Economists often use letters of the alphabet to describe how they think the economy will recover from a recession. A ‘V’ shaped recovery, where everything bounces back very quickly, is often talked about but rarely experienced. An ‘L’ shaped recovery describes a sharp drop and a long delay before any recovery can be seen. For the current economic situation, commentators are frequently using the letter ‘K’ to describe what they see happening. A ‘K shaped recovery refers to the two legs of the K – things get better very quickly for those on the upper leg of the K, but a recovery is delayed for those on the bottom leg.

Recessions have different impacts on workers, depending on factors like industry, location, and age. COVID-19 has magnified this reality for two reasons. The scale of employment impacts has been much larger than recent recessions, and there have been markedly different outcomes for workers based on a few key characteristics.

Workers largely fell into three categories: those who were able to work from home, essential workers whose work must be conducted in person, and workers who lost employment because their workplace scaled down or shut down completely. At the peak in April, five million people were able to work from home, seven million continued to work in person, and 5.5 million people lost their job or most of their hours of paid employment.

Initial job losses and the extent of employment recovery vary significantly by industry. Those who were able to work from home were concentrated in a few industries with higher wages, like finance, insurance, and professional and technical services. Those who lost their jobs or hours of work were more likely to be precarious workers in service industries, such as accommodation and food services, recreation, and retail. Even within industries, precarious workers are more likely to have lost employment compared to people with permanent and full-time jobs.

When talking about the shape of an economic recovery, economists are usually thinking about graphs marking the change in a few key indicators, like gross domestic product (GDP), stock market prices, and employment rates. Sometimes these indicators have similar recovery trajectories, but this will depend on what has caused the recession, and how adept policy makers are at responding to the crisis.

With COVID-19, the stock market recovered faster than any other measure, largely because of central banks that lowered lending rates, and national governments that offered numerous lending and income support measures to stabilize parts of the economy.

Savings rates have increased, as higher income households have spent less money on eating out, travel, and recreation. The housing market has surprised by continuing to grow in most Canadian cities, but this may be partly due to low mortgage rates and households deciding to put their increased savings into real estate. At the same time, an increased number of renters who have been unable to keep up with rent payments are facing evictions.

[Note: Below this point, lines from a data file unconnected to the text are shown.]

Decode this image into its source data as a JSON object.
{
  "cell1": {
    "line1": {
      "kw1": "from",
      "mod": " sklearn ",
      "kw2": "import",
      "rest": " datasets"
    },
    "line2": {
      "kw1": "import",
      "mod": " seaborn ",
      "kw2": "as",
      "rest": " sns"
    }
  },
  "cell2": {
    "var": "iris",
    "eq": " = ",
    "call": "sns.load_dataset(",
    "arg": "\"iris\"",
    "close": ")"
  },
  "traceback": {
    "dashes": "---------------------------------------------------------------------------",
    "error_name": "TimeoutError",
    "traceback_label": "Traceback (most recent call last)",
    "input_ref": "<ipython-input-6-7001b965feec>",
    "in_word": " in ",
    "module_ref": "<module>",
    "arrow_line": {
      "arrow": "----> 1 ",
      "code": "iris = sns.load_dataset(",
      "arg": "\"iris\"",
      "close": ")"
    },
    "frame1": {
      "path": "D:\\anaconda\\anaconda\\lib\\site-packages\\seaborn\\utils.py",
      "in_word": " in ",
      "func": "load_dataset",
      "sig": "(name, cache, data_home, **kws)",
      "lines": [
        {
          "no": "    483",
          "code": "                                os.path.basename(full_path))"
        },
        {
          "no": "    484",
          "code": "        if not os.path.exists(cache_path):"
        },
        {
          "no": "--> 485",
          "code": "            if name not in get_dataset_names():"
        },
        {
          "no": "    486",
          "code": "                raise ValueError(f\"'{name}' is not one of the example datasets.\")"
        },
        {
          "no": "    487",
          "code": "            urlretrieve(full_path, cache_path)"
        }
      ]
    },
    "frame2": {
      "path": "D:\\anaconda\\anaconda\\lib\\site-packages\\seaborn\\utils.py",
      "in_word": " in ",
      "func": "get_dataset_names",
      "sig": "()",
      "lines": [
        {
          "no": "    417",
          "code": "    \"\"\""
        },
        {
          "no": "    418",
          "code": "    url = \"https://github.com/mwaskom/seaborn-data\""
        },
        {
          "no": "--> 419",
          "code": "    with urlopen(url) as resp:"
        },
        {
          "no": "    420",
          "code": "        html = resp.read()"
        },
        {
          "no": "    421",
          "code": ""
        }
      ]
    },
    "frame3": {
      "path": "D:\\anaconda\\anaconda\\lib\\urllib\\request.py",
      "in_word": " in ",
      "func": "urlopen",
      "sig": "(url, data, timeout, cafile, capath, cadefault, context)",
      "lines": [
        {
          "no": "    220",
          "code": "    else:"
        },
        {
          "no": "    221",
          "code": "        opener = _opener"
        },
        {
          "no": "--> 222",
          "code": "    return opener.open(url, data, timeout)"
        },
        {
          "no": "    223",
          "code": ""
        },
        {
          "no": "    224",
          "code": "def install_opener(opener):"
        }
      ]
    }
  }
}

The current economic crisis has not had an equal impact, whatever shape is used to describe it. The shape of the recovery from this point on depends on how well jurisdictions are able to limit the spread of COVID-19 and maintain support for those who have been most affected through job loss and illness. Governments must not shy away from continuing to make much-needed investments in our health and our economy throughout the recovery.